Reading from SQL tables usually means that there is a need for supplementary data processing and manipulation before conclusions and information being provided to the decision making person. Excel is the best application to satisfy this need and some very useful and ergonomic reports can be developed in order to provide fresh and accurate information.
Using the connection to sql server defined in the previous post, queries to database tables can be conducted in a very simple way. The same technique can be used to connect to all kinds of databases, just change the SQL driver in the connection definition.
Define ADODB variable to store query data
Consider “r” defined as “Dim r As New ADODB.Recordset” the variable where the query data will be stored after executing the inquiry from the database. Now you can use the formula to execute the query like tihis:
r.Open “Select *From Table Where ID>1”, ThisWorkbook.Con
Navigating inside the query variable read from SQL
All you need to do after the query was executed is navigating from row to row inside the ADODB variable. Let’s say you need to display the contents of the ID field form the table in the first row of an Excel workbook.
While Not r.EOF
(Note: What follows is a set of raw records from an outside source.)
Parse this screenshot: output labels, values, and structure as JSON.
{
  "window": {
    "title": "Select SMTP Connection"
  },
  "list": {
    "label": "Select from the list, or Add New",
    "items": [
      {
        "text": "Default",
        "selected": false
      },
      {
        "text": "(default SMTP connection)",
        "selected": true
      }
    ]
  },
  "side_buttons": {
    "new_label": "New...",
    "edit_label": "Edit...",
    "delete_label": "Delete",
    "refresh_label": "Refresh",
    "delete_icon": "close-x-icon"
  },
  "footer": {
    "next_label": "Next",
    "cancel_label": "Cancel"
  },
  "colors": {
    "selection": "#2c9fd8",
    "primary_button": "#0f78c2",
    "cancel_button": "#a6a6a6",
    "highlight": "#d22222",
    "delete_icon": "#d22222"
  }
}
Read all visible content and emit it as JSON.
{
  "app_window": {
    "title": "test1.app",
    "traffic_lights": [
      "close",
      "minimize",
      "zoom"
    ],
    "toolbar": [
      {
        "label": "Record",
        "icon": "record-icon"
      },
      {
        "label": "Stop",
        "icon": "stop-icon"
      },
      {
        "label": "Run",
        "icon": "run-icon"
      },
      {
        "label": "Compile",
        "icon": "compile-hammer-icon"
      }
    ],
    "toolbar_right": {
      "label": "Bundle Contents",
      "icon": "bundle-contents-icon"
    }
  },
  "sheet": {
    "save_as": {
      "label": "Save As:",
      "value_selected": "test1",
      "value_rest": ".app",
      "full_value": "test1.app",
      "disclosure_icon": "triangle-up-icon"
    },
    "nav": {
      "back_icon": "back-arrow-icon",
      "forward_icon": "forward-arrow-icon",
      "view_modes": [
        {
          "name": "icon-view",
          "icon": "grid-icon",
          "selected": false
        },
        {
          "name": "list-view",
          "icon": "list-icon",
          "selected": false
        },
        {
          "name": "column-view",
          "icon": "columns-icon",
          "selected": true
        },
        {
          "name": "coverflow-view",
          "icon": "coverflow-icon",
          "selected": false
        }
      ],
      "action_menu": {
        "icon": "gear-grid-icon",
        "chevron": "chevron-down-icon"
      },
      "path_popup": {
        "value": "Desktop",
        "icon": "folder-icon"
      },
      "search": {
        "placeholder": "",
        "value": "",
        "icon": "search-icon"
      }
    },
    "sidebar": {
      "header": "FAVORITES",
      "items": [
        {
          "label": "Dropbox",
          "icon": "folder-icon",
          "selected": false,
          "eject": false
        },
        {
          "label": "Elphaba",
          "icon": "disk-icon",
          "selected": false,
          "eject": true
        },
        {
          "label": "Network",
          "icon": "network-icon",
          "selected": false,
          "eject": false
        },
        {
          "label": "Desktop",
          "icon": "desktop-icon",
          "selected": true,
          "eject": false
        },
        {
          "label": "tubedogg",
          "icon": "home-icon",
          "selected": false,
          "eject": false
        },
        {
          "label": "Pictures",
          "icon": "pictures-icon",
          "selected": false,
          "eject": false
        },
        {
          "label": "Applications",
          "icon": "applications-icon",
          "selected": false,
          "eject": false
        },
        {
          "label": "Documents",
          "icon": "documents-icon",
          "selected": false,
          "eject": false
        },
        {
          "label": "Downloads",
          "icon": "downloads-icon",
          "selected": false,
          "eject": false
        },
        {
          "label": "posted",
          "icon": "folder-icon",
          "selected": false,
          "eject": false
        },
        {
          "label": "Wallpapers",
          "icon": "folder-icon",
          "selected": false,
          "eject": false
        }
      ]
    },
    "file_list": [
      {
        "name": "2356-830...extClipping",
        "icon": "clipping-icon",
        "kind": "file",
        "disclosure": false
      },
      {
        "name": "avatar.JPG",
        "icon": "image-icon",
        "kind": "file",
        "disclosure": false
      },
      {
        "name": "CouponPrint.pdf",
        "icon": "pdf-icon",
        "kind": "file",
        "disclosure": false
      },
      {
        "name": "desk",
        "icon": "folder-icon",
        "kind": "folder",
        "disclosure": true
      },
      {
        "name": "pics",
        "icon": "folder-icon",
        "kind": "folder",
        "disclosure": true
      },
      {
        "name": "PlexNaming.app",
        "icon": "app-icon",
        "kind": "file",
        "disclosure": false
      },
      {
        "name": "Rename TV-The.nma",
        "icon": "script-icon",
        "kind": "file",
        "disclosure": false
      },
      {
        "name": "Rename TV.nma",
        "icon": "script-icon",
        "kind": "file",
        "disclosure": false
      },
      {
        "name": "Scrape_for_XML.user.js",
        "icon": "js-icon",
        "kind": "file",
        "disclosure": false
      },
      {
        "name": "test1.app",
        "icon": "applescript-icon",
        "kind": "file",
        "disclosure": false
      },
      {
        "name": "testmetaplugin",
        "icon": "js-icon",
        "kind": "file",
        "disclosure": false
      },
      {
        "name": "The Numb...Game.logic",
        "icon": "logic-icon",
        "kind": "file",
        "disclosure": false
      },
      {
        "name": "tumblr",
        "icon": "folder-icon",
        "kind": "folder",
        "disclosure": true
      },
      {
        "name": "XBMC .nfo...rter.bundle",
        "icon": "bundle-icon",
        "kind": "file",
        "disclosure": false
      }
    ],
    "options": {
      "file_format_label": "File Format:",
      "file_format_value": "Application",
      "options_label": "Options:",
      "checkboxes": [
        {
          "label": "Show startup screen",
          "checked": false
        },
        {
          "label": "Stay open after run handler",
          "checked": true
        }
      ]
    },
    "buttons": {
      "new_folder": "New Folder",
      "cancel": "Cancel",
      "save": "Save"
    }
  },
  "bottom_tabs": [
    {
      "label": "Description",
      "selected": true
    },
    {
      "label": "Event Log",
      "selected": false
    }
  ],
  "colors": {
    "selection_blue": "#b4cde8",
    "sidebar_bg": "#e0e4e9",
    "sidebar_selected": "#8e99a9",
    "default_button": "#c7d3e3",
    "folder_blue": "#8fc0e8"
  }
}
The ADODB variable acts like an array of rows and needs to be processed line by line in a loop, the navigation forward being made by the MoveNext command and the EOF indicator becomes TRUE if the end of the array is reached.